Accommodating Students with Learning Disabilities and ADHD
Allowing specific accommodations gives all students a level "playing field," and allows the student with disabilities an equal opportunity to prosper academically and contribute to society. The careers of Albert Einstein, Thomas Edison, and Niels Bohr, for instance, show what persons with learning disabilities can accomplish despite initial difficulties. Although not all accommodations or techniques will work for every individual, below are some time-tested recommendations.
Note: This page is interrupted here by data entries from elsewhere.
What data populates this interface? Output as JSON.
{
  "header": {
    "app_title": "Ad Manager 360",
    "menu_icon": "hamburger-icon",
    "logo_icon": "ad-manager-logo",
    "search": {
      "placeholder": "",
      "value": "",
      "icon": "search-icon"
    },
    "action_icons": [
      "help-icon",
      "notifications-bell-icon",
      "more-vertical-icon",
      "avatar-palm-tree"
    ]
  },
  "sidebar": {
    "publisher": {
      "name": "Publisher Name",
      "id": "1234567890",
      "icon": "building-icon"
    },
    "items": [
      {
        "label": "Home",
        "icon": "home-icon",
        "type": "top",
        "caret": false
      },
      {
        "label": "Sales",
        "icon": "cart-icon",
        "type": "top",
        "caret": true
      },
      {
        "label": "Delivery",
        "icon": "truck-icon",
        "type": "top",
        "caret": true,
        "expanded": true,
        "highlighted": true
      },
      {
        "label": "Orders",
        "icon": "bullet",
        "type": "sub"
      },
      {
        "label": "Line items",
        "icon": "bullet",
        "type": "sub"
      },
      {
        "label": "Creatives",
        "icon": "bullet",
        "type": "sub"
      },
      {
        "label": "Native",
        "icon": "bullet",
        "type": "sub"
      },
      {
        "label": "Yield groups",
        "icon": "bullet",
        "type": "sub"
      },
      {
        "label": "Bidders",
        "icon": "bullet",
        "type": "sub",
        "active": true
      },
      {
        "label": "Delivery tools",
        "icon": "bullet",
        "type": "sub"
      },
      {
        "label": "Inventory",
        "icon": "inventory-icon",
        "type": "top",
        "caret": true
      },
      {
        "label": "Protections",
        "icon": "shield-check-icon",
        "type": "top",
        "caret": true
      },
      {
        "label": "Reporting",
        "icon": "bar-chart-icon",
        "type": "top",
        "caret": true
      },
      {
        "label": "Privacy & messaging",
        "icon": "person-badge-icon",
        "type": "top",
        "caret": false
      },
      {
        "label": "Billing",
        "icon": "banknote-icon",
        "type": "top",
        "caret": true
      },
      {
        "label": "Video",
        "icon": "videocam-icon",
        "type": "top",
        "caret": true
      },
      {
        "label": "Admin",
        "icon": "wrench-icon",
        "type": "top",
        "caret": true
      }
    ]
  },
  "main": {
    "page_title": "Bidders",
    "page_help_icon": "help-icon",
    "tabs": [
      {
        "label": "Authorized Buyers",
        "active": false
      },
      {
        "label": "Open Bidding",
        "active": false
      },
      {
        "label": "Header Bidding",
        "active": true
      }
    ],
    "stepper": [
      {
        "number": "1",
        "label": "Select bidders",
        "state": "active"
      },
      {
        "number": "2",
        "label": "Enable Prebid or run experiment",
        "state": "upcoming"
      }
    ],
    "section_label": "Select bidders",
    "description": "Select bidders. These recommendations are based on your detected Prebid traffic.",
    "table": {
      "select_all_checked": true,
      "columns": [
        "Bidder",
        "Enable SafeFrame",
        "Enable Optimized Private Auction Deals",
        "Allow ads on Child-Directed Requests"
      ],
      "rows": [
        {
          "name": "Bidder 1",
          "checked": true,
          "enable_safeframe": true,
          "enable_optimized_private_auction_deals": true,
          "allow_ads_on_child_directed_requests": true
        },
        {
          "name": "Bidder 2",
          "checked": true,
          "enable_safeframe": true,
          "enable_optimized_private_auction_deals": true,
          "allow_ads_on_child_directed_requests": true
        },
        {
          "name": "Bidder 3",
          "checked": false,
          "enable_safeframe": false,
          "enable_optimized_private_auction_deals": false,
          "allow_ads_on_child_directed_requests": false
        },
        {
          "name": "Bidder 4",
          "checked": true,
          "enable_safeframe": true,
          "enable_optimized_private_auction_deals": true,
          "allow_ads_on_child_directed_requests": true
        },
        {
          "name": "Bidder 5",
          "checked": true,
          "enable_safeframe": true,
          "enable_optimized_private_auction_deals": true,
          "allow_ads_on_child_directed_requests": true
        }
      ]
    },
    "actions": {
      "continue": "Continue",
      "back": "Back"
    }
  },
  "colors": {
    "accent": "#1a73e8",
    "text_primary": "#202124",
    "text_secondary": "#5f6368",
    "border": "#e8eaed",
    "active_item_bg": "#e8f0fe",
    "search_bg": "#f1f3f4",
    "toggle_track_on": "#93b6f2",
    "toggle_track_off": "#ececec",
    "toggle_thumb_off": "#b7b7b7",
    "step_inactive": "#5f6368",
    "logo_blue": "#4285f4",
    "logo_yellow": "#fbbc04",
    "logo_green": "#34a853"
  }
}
When correcting a students' spelling, punctuation, or misused words, don't simply mark what is wrong, but help the student see the correct version. For repeated spelling errors and word substitutions, it may help to provide the correct spelling for the word above or to the side of the incorrect word, and to underline or circle the letters that are different, particularly if they are transposed. You can also ask the Writing Center tutors to look for and go over such spelling issues with the student (send a written note with the student for the tutor). For patterns of substituted words, you might mention the word the student needs or indicate a dictionary or a grammar handbook chapter that will explain the differences. Many grammar handbooks list the most commonly misspelled and confused or misunderstood words. Such lists can be valuable references for students with learning disabilities.
allowing specific modifications that clarify the background information
needed for the exam. For students who cannot recognize negative symbols,
and so perform mathematical problems perfectly except for treating negative
numbers as positive numbers, all you might need to do is highlight or
circle the negative symbols on exams, thus allowing such students to "see"
the symbols. Or you might allow memory-impaired students a card for exams
that lists the names of characters or other basic information. NB: Allowing
one student but not others to bring in a card immediately identifies the
student as learning-disabled, and may create resentment among the other
students for this "special treatment." You can either allow
all students such cards, modifying the exam accordingly, or give the special
student the exam in a separate room or at another time. Such accommodations
do not allow students to cheat when the purpose of the exam is not memory
recall because they test whether students can use this information to
demonstrate their competence at statistics, economics, or literature.
Such an accommodation becomes more problematic, of course, when you must
test recall, as in foreign-language courses.
having your students demonstrate their knowledge with modes other than
final timed multiple-choice or essay exams. You might substitute short-answer
questions or a combination of written and oral examinations.